I asked Garnet to communicate on my behalf with Logan’s sister Amy, and ask her if there’s anything the family wishes readers of this article to know.
“I just hope the article doesn’t imply that Jennifer was unprepared or had made some fatal mistake, or that she was seeking treatment for a problem. She wanted to participate in the indigenous rituals and
traditions, like you said, and not be healed of something. Of course she was hoping to make personal gains, but I don’t think that’s the same as treating a problem.
While we don’t yet have the medical results of what happened to her, whatever did happen was made much worse by her distance from the hospital. This could happen to anyone camping or hiking in their own country, not just to people jumping into another culture.
Media seem focused on the ‘cautionary tale,’ and so these are the thoughts that come to my mind.”
Garnet says she’s been contacted several times by the guests who were at Canto Luz during the tragedy, sending their support, and some even offering to work as staff or volunteers. Canto Luz was closed at the time of this writing, and I asked Garnet if she knew yet whether or not the center would re-open.
“We have taken time to process and integrate what happened,” Garnet replied. “With so much support pouring in and reminders of all the good that we have done and are doing, I feel we are meant to continue — with changes — with even more attention and deeper understanding of the Amazon realities. But we intend to keep on walking, turning suffering into strength.”
In conversation Mariya Garnet seems genuine, and — barring some unexpected revelation — the death of Jennifer Logan appears to have been unforeseeable. Every effort appears to have been made to save her when she experienced what was likely a freak reaction to a traditional medicine that hundreds of people drink each year with minimal side-effects.
Garnet has enough self-awareness not to state a couple of other things that give perspective. First — from a risk perspective, the most dangerous part of any ayahuasca retreat experience is likely the drive from the airport to the retreat center. It’s hard to imagine what an Amazon city emergency ward looks like, but this is after all a region where whole families ride about on motorcycles — without helmets — on the back of which women can be seen breast-feeding babies, and shaky mototaxis zip over bridges where most of the wooden boards are missing.

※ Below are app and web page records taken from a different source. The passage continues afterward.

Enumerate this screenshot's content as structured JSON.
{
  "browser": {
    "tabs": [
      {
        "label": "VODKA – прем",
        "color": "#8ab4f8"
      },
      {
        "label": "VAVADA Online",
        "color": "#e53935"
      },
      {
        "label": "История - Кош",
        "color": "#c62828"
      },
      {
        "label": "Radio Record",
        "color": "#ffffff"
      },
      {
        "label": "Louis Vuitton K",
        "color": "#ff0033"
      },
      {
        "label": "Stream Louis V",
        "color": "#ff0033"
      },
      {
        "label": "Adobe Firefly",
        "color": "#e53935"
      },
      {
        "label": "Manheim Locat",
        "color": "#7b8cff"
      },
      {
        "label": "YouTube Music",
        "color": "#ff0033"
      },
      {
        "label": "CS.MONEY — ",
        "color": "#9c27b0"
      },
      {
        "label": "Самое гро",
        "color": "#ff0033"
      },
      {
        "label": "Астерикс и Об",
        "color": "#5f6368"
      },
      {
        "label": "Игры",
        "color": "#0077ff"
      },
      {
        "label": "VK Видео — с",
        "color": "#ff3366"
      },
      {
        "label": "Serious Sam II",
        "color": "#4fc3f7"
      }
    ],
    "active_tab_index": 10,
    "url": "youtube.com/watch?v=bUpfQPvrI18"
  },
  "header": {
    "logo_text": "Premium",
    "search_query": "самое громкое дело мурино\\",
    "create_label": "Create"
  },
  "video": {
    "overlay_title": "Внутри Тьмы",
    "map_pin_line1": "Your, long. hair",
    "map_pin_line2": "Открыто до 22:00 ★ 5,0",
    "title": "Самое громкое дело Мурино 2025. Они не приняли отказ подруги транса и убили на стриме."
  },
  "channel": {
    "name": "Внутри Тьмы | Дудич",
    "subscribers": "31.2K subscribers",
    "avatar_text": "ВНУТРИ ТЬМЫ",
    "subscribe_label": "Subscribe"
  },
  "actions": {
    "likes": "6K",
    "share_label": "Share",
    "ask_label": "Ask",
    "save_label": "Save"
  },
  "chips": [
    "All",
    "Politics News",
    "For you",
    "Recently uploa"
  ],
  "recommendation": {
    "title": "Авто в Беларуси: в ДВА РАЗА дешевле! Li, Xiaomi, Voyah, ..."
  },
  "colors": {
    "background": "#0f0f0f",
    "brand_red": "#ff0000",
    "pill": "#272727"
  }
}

Second, it’s well established that legal pharmaceutical drugs in North America and the rest of the world are far more dangerous than most people realize, with literally hundreds of thousands of people dying each year from their side effects. While it’s perfectly acceptable that the unfortunate death of Logan was reported in the media, a sense of proportion needs to be maintained. It would be interesting if every death from prescription medications was covered in the media. Indeed, if they were, there wouldn’t be space to cover much else.